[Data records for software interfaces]
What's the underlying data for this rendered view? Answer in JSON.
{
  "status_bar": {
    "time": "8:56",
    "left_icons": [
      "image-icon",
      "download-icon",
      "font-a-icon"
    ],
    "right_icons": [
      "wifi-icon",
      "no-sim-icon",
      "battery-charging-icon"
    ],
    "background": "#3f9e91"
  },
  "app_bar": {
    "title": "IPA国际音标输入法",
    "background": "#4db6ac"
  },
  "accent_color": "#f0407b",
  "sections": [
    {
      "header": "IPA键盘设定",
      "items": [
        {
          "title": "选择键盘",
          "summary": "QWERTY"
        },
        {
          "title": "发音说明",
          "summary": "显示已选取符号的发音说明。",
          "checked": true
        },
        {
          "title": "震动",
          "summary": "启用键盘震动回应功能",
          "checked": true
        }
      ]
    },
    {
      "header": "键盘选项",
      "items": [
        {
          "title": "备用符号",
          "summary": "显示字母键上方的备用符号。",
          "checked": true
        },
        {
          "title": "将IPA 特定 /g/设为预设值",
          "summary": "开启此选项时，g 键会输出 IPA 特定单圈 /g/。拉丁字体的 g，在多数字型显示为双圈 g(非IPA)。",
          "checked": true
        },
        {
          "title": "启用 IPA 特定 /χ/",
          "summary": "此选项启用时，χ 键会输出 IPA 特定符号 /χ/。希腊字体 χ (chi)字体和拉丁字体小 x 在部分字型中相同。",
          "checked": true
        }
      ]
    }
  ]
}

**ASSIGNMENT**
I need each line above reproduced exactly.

**OUTPUT OF THE TASK**
What's the underlying data for this rendered view? Answer in JSON.
{
  "status_bar": {
    "time": "8:56",
    "left_icons": [
      "image-icon",
      "download-icon",
      "font-a-icon"
    ],
    "right_icons": [
      "wifi-icon",
      "no-sim-icon",
      "battery-charging-icon"
    ],
    "background": "#3f9e91"
  },
  "app_bar": {
    "title": "IPA国际音标输入法",
    "background": "#4db6ac"
  },
  "accent_color": "#f0407b",
  "sections": [
    {
      "header": "IPA键盘设定",
      "items": [
        {
          "title": "选择键盘",
          "summary": "QWERTY"
        },
        {
          "title": "发音说明",
          "summary": "显示已选取符号的发音说明。",
          "checked": true
        },
        {
          "title": "震动",
          "summary": "启用键盘震动回应功能",
          "checked": true
        }
      ]
    },
    {
      "header": "键盘选项",
      "items": [
        {
          "title": "备用符号",
          "summary": "显示字母键上方的备用符号。",
          "checked": true
        },
        {
          "title": "将IPA 特定 /g/设为预设值",
          "summary": "开启此选项时，g 键会输出 IPA 特定单圈 /g/。拉丁字体的 g，在多数字型显示为双圈 g(非IPA)。",
          "checked": true
        },
        {
          "title": "启用 IPA 特定 /χ/",
          "summary": "此选项启用时，χ 键会输出 IPA 特定符号 /χ/。希腊字体 χ (chi)字体和拉丁字体小 x 在部分字型中相同。",
          "checked": true
        }
      ]
    }
  ]
}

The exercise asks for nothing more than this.